Speed News Desk | Updated on: 14 February 2017, 5:33 IST

In a tragic accident on Sunday 31 January, a 16-year-old boy who was trying to take a selfie with a speeding train was run over by the Chennai Beach Chengalapplu electric train.

Dinesh Kumar, a Class 11 student from Poonthamali, a thaluk located to the west of Chennai, was returning home from Vandalur Zoological park with his friends at around 5 pm when he noticed a train speeding by and decided to take a selfie with it in the background. While clicking the picture, Dinesh lost his balance, fell on the tracks, and got run over by the train.

The Tambaram Railway police reached the accident spot and sent the student's body for autopsy.

According to The Washington Post, India reported half of the world's 27 selfie-related deaths in 2015.

History of selfie-related deaths:

In January 2015, three students aged 20 to 22 died while attempting to take a selfie close to a speeding train. They were travelling to Agra on the Republic Day when they stopped their car and got out to take a 'daredevil selfie' with a speeding train in the same frame. Unfortunately, they had moved too close to the train tracks and got run over by the train.

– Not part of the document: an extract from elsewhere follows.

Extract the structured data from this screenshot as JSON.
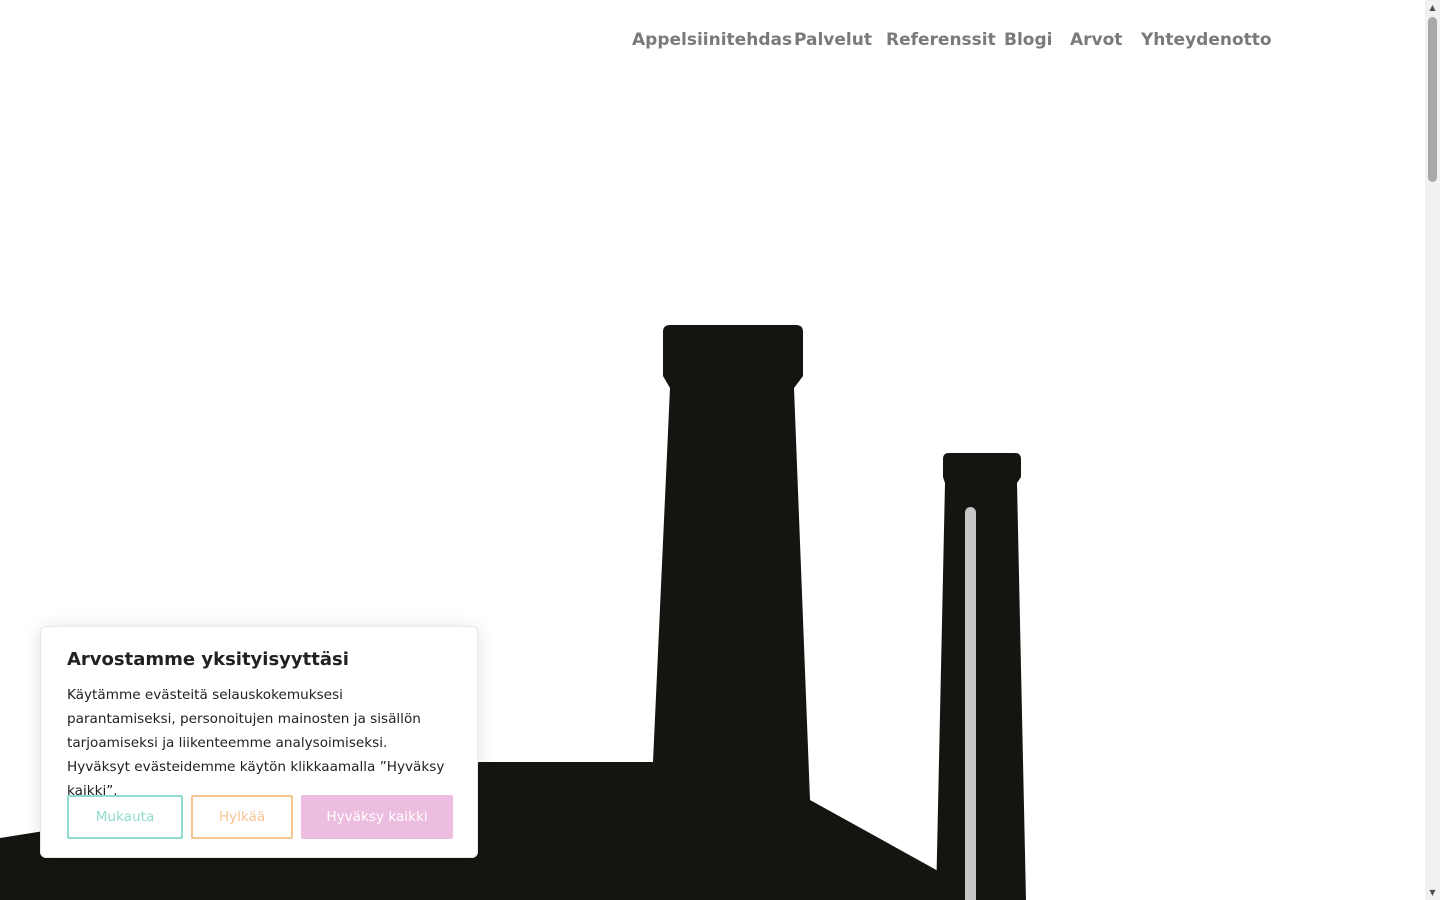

In Nagpur, seven youth drowned in a lake in March, while attempting to take a selfie. Their boat tipped over when all of them stood up to pose for the picture.

In Tamil Nadu, an engineering student died while taking selfies with his friends at the Kolli Hills. The rock on which he was standing cracked and gave way, plunging him to a 60-feet drop. He died from head injuries.

In November, two students died in Gujarat after slipping on the bank of the Narmada canal while trying to take a selfie.

A Japanese tourist, who was taking a selfie at Taj Mahal, suffered a heart attack after tripping and falling down the stairs.

Selfie safety etiquette:

The increasing numbers of selfie deaths will prompt India, like Russia, to issue an official safety guide for clicking selfies. After witnessing tragic deaths including the death of a 21-year-old woman in Moscow who fell from a bridge and that of the teenager who got electrocuted by rail wires, Russia's Ministry of Internal Affairs issued safety guidelines for clicking selfies.

Few tips for a safe selfie:

-Use selfie sticks.

-Avoiding taking selfies at public and over-crowded places.

-Avoid taking selfies in moving vehicles.

-Avoid clicking selfies on edges including walls, stairs, cliffs, and mountains.

-Take permission before taking selfies at places such as monuments and heritage buildings.

No selfie zone

No-Selfie zones were established in certain areas of the massive Hindu religious event, Kumbh Mela, because organisers feared that bottlenecks caused by selfie-takers could spark stampedes. Last month, the Mumbai police identified 16 No-Selfie zones, after a man drowned while trying to save a girl who fell into the sea while taking a selfie.

First published: 1 February 2016, 4:44 IST